In his 2006 State of the Union message, President G.W. Bush famously (and falsely) declared that America is “addicted to oil.” As a solution, Bush proposed to “fund additional research in cutting-edge methods of producing ethanol, not just from corn but from wood chips and stalks or switch grass.” He set a “goal” to ”make this new kind of ethanol [a.k.a. cellulosic] practical and competitive within six years.”
Congress heeded the call, and in late 2007 passed the Energy Independence and Security Act. EISA mandated the sale of 36 gallons of biofuel by 2022, with 21 billion gallons to come from ”advanced” (lower-carbon) biofuels, of which 16 billion gallons must be cellulosic.
Well, it’s now six years later, and cellulosic ethanol is still a taxpayer-subsidized science project.EISA (p. 32) required refiners to sell 100 million gallons of cellulosic ethanol in 2010, 250 million gallons in 2011, and 500 million gallons in 2012. Reality repeatedly forced the EPA to dumb down the mandated quantities (to 6.5 million gallons in 2010, 6.0 million in 2011, and8.65 million in 2012). Even those symbolic targets proved to be too ambitious, because, as a commercial commodity, cellulosic biofuel still does not exist.
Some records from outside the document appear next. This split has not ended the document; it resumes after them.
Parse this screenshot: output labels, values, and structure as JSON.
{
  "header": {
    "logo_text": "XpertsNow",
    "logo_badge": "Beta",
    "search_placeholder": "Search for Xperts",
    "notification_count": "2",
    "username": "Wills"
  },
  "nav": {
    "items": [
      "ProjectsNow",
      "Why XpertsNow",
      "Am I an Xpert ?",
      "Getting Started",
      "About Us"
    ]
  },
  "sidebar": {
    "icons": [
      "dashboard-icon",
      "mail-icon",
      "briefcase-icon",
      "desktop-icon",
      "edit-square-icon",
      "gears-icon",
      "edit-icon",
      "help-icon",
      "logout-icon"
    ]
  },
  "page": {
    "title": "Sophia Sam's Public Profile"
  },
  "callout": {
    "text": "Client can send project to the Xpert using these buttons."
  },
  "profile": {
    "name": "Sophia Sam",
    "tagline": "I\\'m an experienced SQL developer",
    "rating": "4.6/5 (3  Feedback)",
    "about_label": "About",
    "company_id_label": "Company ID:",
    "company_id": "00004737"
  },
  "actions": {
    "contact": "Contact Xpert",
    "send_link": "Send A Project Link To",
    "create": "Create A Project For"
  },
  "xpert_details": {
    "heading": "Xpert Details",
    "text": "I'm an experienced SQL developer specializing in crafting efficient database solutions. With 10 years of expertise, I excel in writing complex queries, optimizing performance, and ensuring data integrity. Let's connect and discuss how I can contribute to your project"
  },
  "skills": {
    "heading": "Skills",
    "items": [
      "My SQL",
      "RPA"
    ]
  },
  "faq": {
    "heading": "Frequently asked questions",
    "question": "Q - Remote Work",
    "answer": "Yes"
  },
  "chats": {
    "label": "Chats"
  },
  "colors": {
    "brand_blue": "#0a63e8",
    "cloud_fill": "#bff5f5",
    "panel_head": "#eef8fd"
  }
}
Nonetheless, the EPA fines refiners millions of dollars for failure to sell this non-existent fuel. Arizona Rep. Jeff Flake has a commonsense solution, H.R. 6047, the Phantom Fuel Reform Act.
Rep. Flake’s one-pager explains the bill’s rationale and how the reform would work. In a nutshell, next year’s cellulosic target would have to be based on this year’s actual production, as estimated by the U.S. Energy Information Administration. From the one-pager: